Then suddenly we had a server to take our appetizer order, and the other server was right behind to bring us complimentary chips and salsa. Things were picking up and when we started in on the taquitos appetizer, all was well again. Three homemade flour tortillas (cut in half), filled with beef and chorizo, perfectly deep-fried and served with delicious queso dip, were great. Full of flavor, the taquitos were nicely enhanced by the dip.
Bypassing the Mexican American entrees, we chose carne asada tacos and gorditas de frijoles. The tacos were fine and although we couldn’t be sure the tortillas were homemade (probably not made that day), they were, and they were better than you’d receive in most Mexican restaurants. The gorditas were great, lightly deep-fried and stuffed with beans. Both dishes required hot sauce (but that’s our particular preference) and it was freely offered. The menu isn’t huge but they are attempting to produce a few high quality dishes, and you’ll be eating more authentic Mexican food here than in the famously, recently reopened Mexican/American restaurant (you know of whom I speak).
Other than the initial service speed-bump, our server was excellent. There’s nothing on the menu more than $8.00, our tab with tip was $25.00, and we took 1/3 of our food home. Interestingly, this is only the second restaurant we’ve encountered that offered a take-home dish for the dip - nice. The menu is online, and the restaurant offers catering and downtown delivery. With free parking on the street and behind the restaurant, there’s nothing to prevent you from trying Taquitos Mexican Grill. http://taquitosmexicangrill.com

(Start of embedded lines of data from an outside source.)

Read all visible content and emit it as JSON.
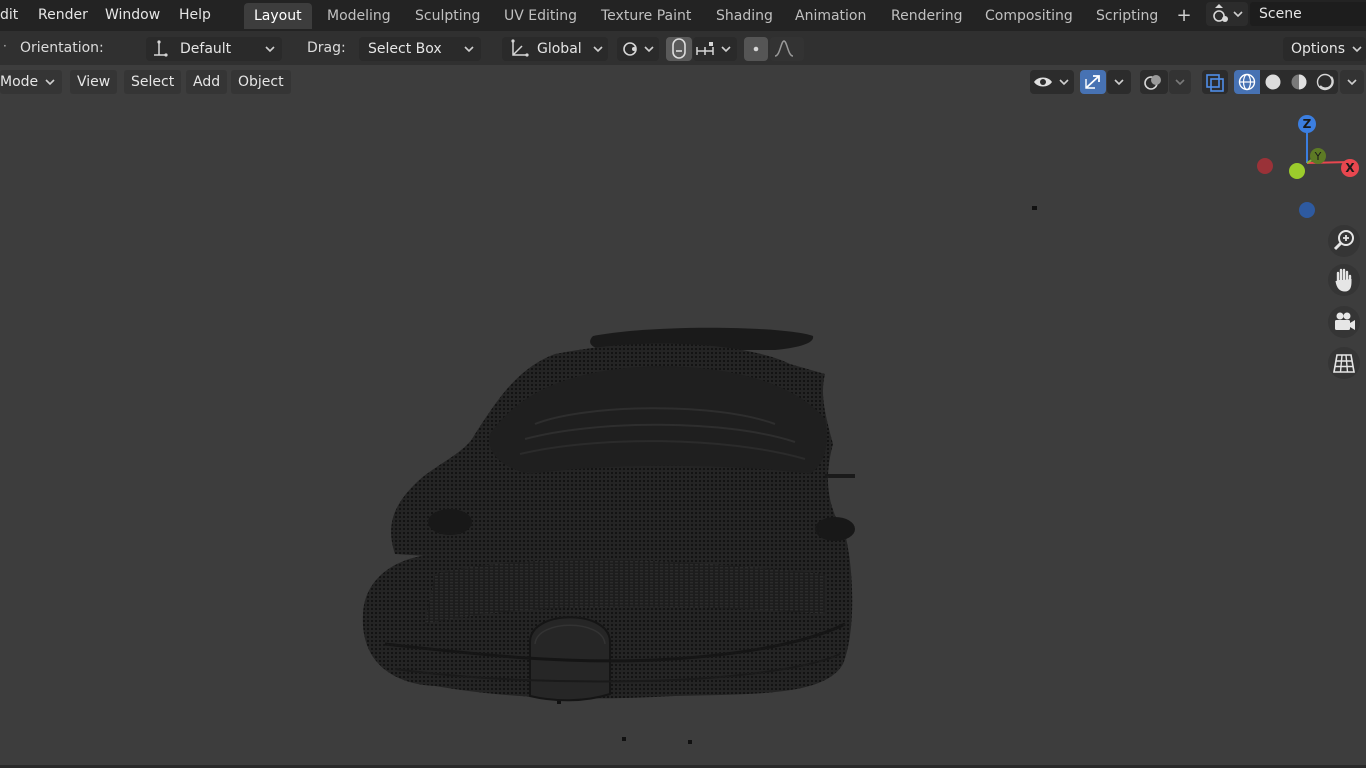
{
  "topbar": {
    "menus": [
      "dit",
      "Render",
      "Window",
      "Help"
    ],
    "workspaces": [
      {
        "label": "Layout",
        "active": true
      },
      {
        "label": "Modeling",
        "active": false
      },
      {
        "label": "Sculpting",
        "active": false
      },
      {
        "label": "UV Editing",
        "active": false
      },
      {
        "label": "Texture Paint",
        "active": false
      },
      {
        "label": "Shading",
        "active": false
      },
      {
        "label": "Animation",
        "active": false
      },
      {
        "label": "Rendering",
        "active": false
      },
      {
        "label": "Compositing",
        "active": false
      },
      {
        "label": "Scripting",
        "active": false
      }
    ],
    "add_tab": "+",
    "scene_name": "Scene"
  },
  "toolbar": {
    "orientation_label": "Orientation:",
    "orientation_value": "Default",
    "drag_label": "Drag:",
    "drag_value": "Select Box",
    "transform_orientation": "Global",
    "options_label": "Options"
  },
  "viewport_header": {
    "mode": "Mode",
    "menus": [
      "View",
      "Select",
      "Add",
      "Object"
    ]
  },
  "gizmo": {
    "z_label": "Z",
    "x_label": "X",
    "y_label": "Y",
    "colors": {
      "x": "#e8474f",
      "y": "#8bb338",
      "z": "#3b7ee0"
    }
  },
  "icons": {
    "pivot": "pivot-icon",
    "transform_orientation": "axes-icon",
    "snapping": "magnet-icon",
    "proportional": "proportional-falloff-icon",
    "view_zoom": "zoom-icon",
    "view_pan": "hand-icon",
    "view_camera": "camera-icon",
    "view_ortho": "grid-icon"
  }
}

This restaurant has closed but catering is still available for parties of 20 or more. Contact firstname.lastname@example.org. It's been replaced by "All American Junkies" restaurant.
Eighty degrees in Grand Rapids called for outdoor dining, and this week, Rockwell’s outdoor deck was open. The view is diminished due to the new parking garage that dwarfs the deck, but it’s still a great place to dine. There are about twelve tables of varying sizes and only four were occupied when we arrived around 12:30.

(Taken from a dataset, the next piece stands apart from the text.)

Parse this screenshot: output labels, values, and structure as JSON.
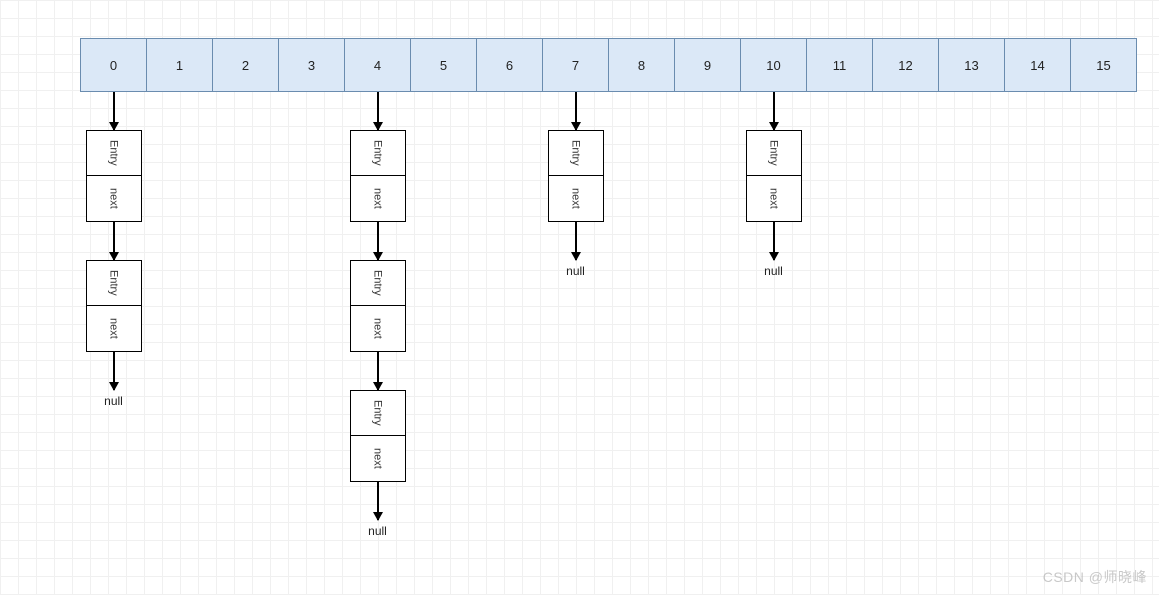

From the twelve interesting starters, we narrowed our choice down to lamb quesadillas, tuna poke, or lettuce cups. Our server recommended the quesadillas, and he didn’t steer us wrong. They had a really great spicy kick and combined well with the salsa and lime flavoring (chipotle monterey jack cheese, black bean salsa, lime sour cream). Quesadillas extraordinaire.

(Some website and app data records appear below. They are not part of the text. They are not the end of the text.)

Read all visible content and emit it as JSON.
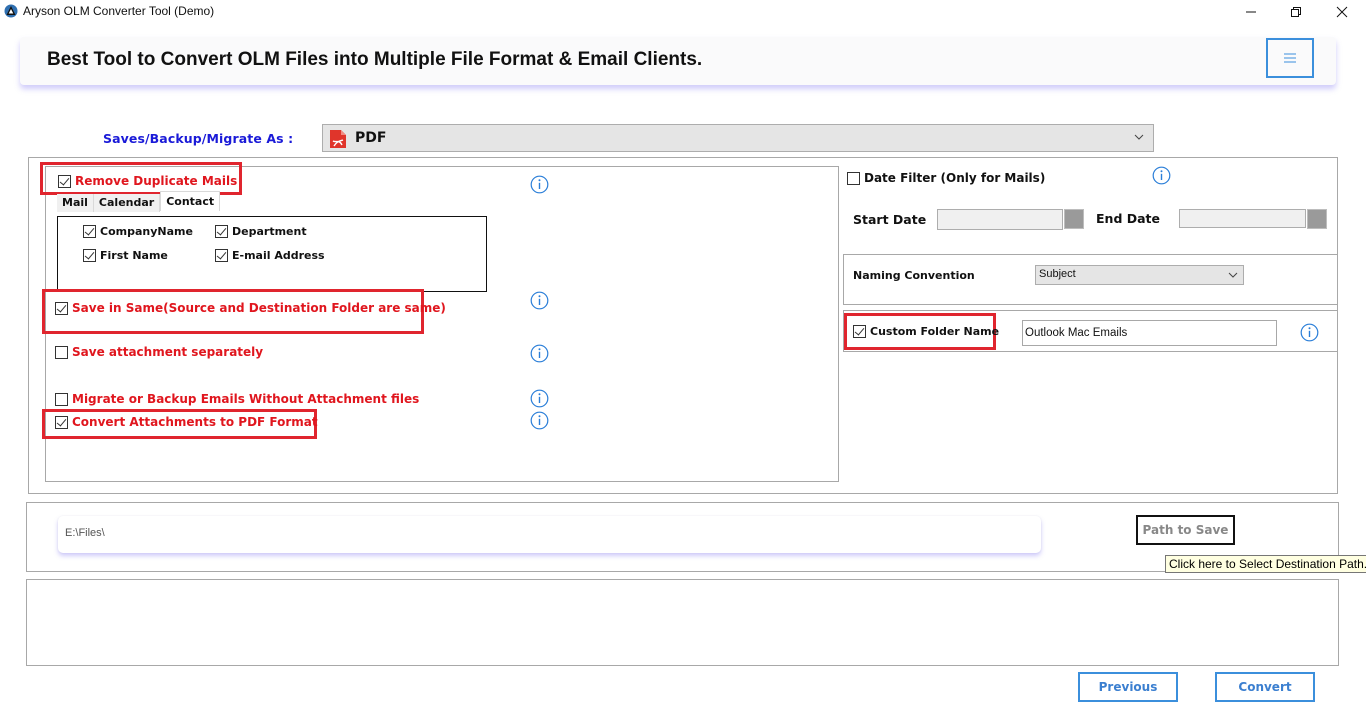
{
  "window": {
    "title": "Aryson OLM Converter Tool (Demo)",
    "controls": [
      "minimize",
      "restore",
      "close"
    ]
  },
  "header": {
    "title": "Best Tool to Convert OLM Files into Multiple File Format & Email Clients.",
    "menu_icon": "hamburger-menu-icon"
  },
  "saves_as": {
    "label": "Saves/Backup/Migrate As :",
    "selected": "PDF",
    "icon": "pdf-file-icon"
  },
  "left_options": {
    "remove_duplicates": {
      "label": "Remove Duplicate Mails",
      "checked": true,
      "highlighted": true
    },
    "tabs": [
      {
        "label": "Mail",
        "active": false
      },
      {
        "label": "Calendar",
        "active": false
      },
      {
        "label": "Contact",
        "active": true
      }
    ],
    "contact_fields": [
      {
        "label": "CompanyName",
        "checked": true
      },
      {
        "label": "Department",
        "checked": true
      },
      {
        "label": "First Name",
        "checked": true
      },
      {
        "label": "E-mail Address",
        "checked": true
      }
    ],
    "save_in_same": {
      "label": "Save in Same(Source and Destination Folder are same)",
      "checked": true,
      "highlighted": true
    },
    "save_attachment": {
      "label": "Save attachment separately",
      "checked": false
    },
    "without_attachment": {
      "label": "Migrate or Backup Emails Without Attachment files",
      "checked": false
    },
    "convert_attachments": {
      "label": "Convert Attachments to PDF Format",
      "checked": true,
      "highlighted": true
    }
  },
  "right_options": {
    "date_filter": {
      "label": "Date Filter  (Only for Mails)",
      "checked": false
    },
    "start_date": {
      "label": "Start Date",
      "value": ""
    },
    "end_date": {
      "label": "End Date",
      "value": ""
    },
    "naming_convention": {
      "label": "Naming Convention",
      "selected": "Subject"
    },
    "custom_folder": {
      "label": "Custom Folder Name",
      "checked": true,
      "highlighted": true,
      "value": "Outlook Mac Emails"
    }
  },
  "destination": {
    "path": "E:\\Files\\",
    "button_label": "Path to Save",
    "tooltip": "Click here to Select Destination Path."
  },
  "footer": {
    "previous_label": "Previous",
    "convert_label": "Convert"
  },
  "colors": {
    "accent_blue": "#3b8fdc",
    "option_red": "#e0161e",
    "highlight_red": "#e0252e",
    "label_blue": "#1a1ad8"
  }
}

Sandwiches are a little more mundane but most offered at least one out of the ordinary ingredient. We selected a french dip (shaved beef, caramelized onions, sauteed mushrooms, smoked gouda cheese, ciabatta bread, au jus) and it was fine but a little bland. More seasoning would have been helpful. Everything was fresh and nicely presented, as was the meatball sandwich (house made garlic-parmesan meatballs, provolone, basil marinara, ciabatta bread). This was a better sandwich than the french dip and the accompanying fries were nicely, lightly seasoned. The problem with the meatball sandwich was that it was sloppy and difficult to eat, which takes away from the enjoyment.
Both were big sandwiches and we each took half home, along with half of the quesadillas. Ciabatta bread has great texture and consistency but it is big bread, and really more than we need. But I digress. Along with providing a nice outdoor venue, Rockwell’s also consistently gives great service. Friendly, informative, and efficient - you can’t ask for more than that.
The restaurant has a great atmospheric interior but we tend to save this place for outdoor dining. The deck is shared with the adjoining restaurant, Republic, and they also share the kitchen. Republic’s doesn’t open until four, however, so enter through Rockwell’s for the deck at lunchtime. Menus for both establishments are online. We spent $40.00 today and enjoyed a nice meal under the sun.